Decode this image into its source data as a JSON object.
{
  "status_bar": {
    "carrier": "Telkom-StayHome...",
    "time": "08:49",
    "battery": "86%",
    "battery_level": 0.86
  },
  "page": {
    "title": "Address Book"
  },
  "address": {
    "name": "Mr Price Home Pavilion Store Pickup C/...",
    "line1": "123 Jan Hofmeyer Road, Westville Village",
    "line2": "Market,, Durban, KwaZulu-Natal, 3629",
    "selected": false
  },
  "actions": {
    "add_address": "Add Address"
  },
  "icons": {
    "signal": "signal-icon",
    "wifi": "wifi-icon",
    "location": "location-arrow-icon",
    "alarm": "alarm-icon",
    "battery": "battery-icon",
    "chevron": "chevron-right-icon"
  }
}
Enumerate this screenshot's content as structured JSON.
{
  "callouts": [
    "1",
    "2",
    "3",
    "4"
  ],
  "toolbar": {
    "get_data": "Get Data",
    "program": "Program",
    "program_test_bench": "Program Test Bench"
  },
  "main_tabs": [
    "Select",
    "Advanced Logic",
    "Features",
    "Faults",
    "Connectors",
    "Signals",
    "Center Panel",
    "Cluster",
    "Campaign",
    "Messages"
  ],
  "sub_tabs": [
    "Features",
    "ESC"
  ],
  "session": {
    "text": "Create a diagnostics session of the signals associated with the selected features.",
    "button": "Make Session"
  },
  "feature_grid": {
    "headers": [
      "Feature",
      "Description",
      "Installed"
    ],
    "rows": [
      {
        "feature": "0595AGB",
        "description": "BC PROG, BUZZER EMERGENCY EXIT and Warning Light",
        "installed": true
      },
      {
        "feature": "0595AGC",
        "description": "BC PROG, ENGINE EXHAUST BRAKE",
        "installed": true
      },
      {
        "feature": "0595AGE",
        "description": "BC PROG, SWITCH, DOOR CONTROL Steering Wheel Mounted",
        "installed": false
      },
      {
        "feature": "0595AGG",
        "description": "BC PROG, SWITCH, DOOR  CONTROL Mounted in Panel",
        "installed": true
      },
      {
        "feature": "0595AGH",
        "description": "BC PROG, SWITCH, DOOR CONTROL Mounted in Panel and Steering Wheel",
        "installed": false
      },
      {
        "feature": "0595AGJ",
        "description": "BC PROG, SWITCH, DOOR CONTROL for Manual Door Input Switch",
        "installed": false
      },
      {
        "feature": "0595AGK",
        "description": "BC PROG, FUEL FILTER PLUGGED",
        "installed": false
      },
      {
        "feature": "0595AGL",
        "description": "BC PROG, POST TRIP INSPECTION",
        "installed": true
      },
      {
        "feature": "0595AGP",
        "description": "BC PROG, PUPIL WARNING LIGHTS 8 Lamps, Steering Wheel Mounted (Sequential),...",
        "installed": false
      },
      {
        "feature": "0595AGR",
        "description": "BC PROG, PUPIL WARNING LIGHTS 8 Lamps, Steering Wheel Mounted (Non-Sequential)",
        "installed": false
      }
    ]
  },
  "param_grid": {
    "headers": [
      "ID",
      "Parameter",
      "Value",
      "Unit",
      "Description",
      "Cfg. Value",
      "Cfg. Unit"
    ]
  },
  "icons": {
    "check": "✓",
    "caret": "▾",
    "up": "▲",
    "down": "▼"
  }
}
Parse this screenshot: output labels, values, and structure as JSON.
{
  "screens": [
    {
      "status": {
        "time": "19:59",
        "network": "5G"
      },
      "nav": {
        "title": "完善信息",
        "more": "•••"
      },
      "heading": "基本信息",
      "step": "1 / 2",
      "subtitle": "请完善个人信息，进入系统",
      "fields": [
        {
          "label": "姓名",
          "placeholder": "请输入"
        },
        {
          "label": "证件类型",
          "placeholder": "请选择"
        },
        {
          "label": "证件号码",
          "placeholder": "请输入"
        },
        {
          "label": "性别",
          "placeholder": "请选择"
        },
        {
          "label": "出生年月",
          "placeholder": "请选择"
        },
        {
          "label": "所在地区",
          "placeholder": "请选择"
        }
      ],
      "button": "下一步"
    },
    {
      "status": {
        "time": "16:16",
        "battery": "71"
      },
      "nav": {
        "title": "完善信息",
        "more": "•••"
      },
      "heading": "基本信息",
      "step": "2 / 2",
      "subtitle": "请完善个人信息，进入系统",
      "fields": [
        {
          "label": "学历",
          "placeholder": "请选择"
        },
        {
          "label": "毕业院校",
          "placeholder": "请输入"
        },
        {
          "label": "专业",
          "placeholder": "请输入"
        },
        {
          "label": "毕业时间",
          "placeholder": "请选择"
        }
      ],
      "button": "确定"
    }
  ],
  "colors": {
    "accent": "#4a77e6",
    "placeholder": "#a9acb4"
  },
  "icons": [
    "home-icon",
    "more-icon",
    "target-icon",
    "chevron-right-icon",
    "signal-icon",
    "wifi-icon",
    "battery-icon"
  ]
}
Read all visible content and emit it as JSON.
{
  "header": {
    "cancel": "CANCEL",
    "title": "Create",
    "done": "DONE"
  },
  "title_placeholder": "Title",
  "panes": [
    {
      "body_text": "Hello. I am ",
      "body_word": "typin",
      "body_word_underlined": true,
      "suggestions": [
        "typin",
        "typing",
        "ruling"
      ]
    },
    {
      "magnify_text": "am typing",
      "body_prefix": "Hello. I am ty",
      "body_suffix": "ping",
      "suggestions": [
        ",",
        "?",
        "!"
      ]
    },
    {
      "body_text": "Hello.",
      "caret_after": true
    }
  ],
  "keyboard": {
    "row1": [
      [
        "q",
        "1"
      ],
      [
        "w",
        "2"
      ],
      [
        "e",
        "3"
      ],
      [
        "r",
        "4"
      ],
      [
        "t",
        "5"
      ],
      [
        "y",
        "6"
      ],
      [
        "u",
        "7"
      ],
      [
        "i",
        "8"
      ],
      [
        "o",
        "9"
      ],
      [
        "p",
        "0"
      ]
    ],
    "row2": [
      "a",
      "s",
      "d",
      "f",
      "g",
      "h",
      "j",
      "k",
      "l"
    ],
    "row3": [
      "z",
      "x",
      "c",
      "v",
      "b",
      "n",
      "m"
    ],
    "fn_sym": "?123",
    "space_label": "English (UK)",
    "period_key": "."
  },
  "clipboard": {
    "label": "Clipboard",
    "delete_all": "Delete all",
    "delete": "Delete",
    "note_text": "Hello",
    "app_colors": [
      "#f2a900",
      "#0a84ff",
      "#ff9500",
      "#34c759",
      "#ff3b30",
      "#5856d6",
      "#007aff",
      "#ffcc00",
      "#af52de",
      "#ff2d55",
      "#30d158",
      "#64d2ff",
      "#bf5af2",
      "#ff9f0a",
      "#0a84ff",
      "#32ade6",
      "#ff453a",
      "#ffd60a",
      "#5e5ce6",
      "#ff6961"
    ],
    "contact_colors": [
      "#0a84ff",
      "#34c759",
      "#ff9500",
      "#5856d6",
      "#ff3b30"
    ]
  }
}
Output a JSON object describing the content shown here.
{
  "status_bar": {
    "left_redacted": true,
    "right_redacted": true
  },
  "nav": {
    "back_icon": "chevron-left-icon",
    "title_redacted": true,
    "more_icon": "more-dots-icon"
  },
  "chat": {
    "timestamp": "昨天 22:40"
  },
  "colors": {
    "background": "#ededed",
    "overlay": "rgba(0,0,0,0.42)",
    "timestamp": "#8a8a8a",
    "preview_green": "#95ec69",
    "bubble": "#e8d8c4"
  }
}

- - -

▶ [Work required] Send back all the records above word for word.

▶ [Worked solution]
Decode this image into its source data as a JSON object.
{
  "status_bar": {
    "carrier": "Telkom-StayHome...",
    "time": "08:49",
    "battery": "86%",
    "battery_level": 0.86
  },
  "page": {
    "title": "Address Book"
  },
  "address": {
    "name": "Mr Price Home Pavilion Store Pickup C/...",
    "line1": "123 Jan Hofmeyer Road, Westville Village",
    "line2": "Market,, Durban, KwaZulu-Natal, 3629",
    "selected": false
  },
  "actions": {
    "add_address": "Add Address"
  },
  "icons": {
    "signal": "signal-icon",
    "wifi": "wifi-icon",
    "location": "location-arrow-icon",
    "alarm": "alarm-icon",
    "battery": "battery-icon",
    "chevron": "chevron-right-icon"
  }
}
Enumerate this screenshot's content as structured JSON.
{
  "callouts": [
    "1",
    "2",
    "3",
    "4"
  ],
  "toolbar": {
    "get_data": "Get Data",
    "program": "Program",
    "program_test_bench": "Program Test Bench"
  },
  "main_tabs": [
    "Select",
    "Advanced Logic",
    "Features",
    "Faults",
    "Connectors",
    "Signals",
    "Center Panel",
    "Cluster",
    "Campaign",
    "Messages"
  ],
  "sub_tabs": [
    "Features",
    "ESC"
  ],
  "session": {
    "text": "Create a diagnostics session of the signals associated with the selected features.",
    "button": "Make Session"
  },
  "feature_grid": {
    "headers": [
      "Feature",
      "Description",
      "Installed"
    ],
    "rows": [
      {
        "feature": "0595AGB",
        "description": "BC PROG, BUZZER EMERGENCY EXIT and Warning Light",
        "installed": true
      },
      {
        "feature": "0595AGC",
        "description": "BC PROG, ENGINE EXHAUST BRAKE",
        "installed": true
      },
      {
        "feature": "0595AGE",
        "description": "BC PROG, SWITCH, DOOR CONTROL Steering Wheel Mounted",
        "installed": false
      },
      {
        "feature": "0595AGG",
        "description": "BC PROG, SWITCH, DOOR  CONTROL Mounted in Panel",
        "installed": true
      },
      {
        "feature": "0595AGH",
        "description": "BC PROG, SWITCH, DOOR CONTROL Mounted in Panel and Steering Wheel",
        "installed": false
      },
      {
        "feature": "0595AGJ",
        "description": "BC PROG, SWITCH, DOOR CONTROL for Manual Door Input Switch",
        "installed": false
      },
      {
        "feature": "0595AGK",
        "description": "BC PROG, FUEL FILTER PLUGGED",
        "installed": false
      },
      {
        "feature": "0595AGL",
        "description": "BC PROG, POST TRIP INSPECTION",
        "installed": true
      },
      {
        "feature": "0595AGP",
        "description": "BC PROG, PUPIL WARNING LIGHTS 8 Lamps, Steering Wheel Mounted (Sequential),...",
        "installed": false
      },
      {
        "feature": "0595AGR",
        "description": "BC PROG, PUPIL WARNING LIGHTS 8 Lamps, Steering Wheel Mounted (Non-Sequential)",
        "installed": false
      }
    ]
  },
  "param_grid": {
    "headers": [
      "ID",
      "Parameter",
      "Value",
      "Unit",
      "Description",
      "Cfg. Value",
      "Cfg. Unit"
    ]
  },
  "icons": {
    "check": "✓",
    "caret": "▾",
    "up": "▲",
    "down": "▼"
  }
}
Parse this screenshot: output labels, values, and structure as JSON.
{
  "screens": [
    {
      "status": {
        "time": "19:59",
        "network": "5G"
      },
      "nav": {
        "title": "完善信息",
        "more": "•••"
      },
      "heading": "基本信息",
      "step": "1 / 2",
      "subtitle": "请完善个人信息，进入系统",
      "fields": [
        {
          "label": "姓名",
          "placeholder": "请输入"
        },
        {
          "label": "证件类型",
          "placeholder": "请选择"
        },
        {
          "label": "证件号码",
          "placeholder": "请输入"
        },
        {
          "label": "性别",
          "placeholder": "请选择"
        },
        {
          "label": "出生年月",
          "placeholder": "请选择"
        },
        {
          "label": "所在地区",
          "placeholder": "请选择"
        }
      ],
      "button": "下一步"
    },
    {
      "status": {
        "time": "16:16",
        "battery": "71"
      },
      "nav": {
        "title": "完善信息",
        "more": "•••"
      },
      "heading": "基本信息",
      "step": "2 / 2",
      "subtitle": "请完善个人信息，进入系统",
      "fields": [
        {
          "label": "学历",
          "placeholder": "请选择"
        },
        {
          "label": "毕业院校",
          "placeholder": "请输入"
        },
        {
          "label": "专业",
          "placeholder": "请输入"
        },
        {
          "label": "毕业时间",
          "placeholder": "请选择"
        }
      ],
      "button": "确定"
    }
  ],
  "colors": {
    "accent": "#4a77e6",
    "placeholder": "#a9acb4"
  },
  "icons": [
    "home-icon",
    "more-icon",
    "target-icon",
    "chevron-right-icon",
    "signal-icon",
    "wifi-icon",
    "battery-icon"
  ]
}
Read all visible content and emit it as JSON.
{
  "header": {
    "cancel": "CANCEL",
    "title": "Create",
    "done": "DONE"
  },
  "title_placeholder": "Title",
  "panes": [
    {
      "body_text": "Hello. I am ",
      "body_word": "typin",
      "body_word_underlined": true,
      "suggestions": [
        "typin",
        "typing",
        "ruling"
      ]
    },
    {
      "magnify_text": "am typing",
      "body_prefix": "Hello. I am ty",
      "body_suffix": "ping",
      "suggestions": [
        ",",
        "?",
        "!"
      ]
    },
    {
      "body_text": "Hello.",
      "caret_after": true
    }
  ],
  "keyboard": {
    "row1": [
      [
        "q",
        "1"
      ],
      [
        "w",
        "2"
      ],
      [
        "e",
        "3"
      ],
      [
        "r",
        "4"
      ],
      [
        "t",
        "5"
      ],
      [
        "y",
        "6"
      ],
      [
        "u",
        "7"
      ],
      [
        "i",
        "8"
      ],
      [
        "o",
        "9"
      ],
      [
        "p",
        "0"
      ]
    ],
    "row2": [
      "a",
      "s",
      "d",
      "f",
      "g",
      "h",
      "j",
      "k",
      "l"
    ],
    "row3": [
      "z",
      "x",
      "c",
      "v",
      "b",
      "n",
      "m"
    ],
    "fn_sym": "?123",
    "space_label": "English (UK)",
    "period_key": "."
  },
  "clipboard": {
    "label": "Clipboard",
    "delete_all": "Delete all",
    "delete": "Delete",
    "note_text": "Hello",
    "app_colors": [
      "#f2a900",
      "#0a84ff",
      "#ff9500",
      "#34c759",
      "#ff3b30",
      "#5856d6",
      "#007aff",
      "#ffcc00",
      "#af52de",
      "#ff2d55",
      "#30d158",
      "#64d2ff",
      "#bf5af2",
      "#ff9f0a",
      "#0a84ff",
      "#32ade6",
      "#ff453a",
      "#ffd60a",
      "#5e5ce6",
      "#ff6961"
    ],
    "contact_colors": [
      "#0a84ff",
      "#34c759",
      "#ff9500",
      "#5856d6",
      "#ff3b30"
    ]
  }
}
Output a JSON object describing the content shown here.
{
  "status_bar": {
    "left_redacted": true,
    "right_redacted": true
  },
  "nav": {
    "back_icon": "chevron-left-icon",
    "title_redacted": true,
    "more_icon": "more-dots-icon"
  },
  "chat": {
    "timestamp": "昨天 22:40"
  },
  "colors": {
    "background": "#ededed",
    "overlay": "rgba(0,0,0,0.42)",
    "timestamp": "#8a8a8a",
    "preview_green": "#95ec69",
    "bubble": "#e8d8c4"
  }
}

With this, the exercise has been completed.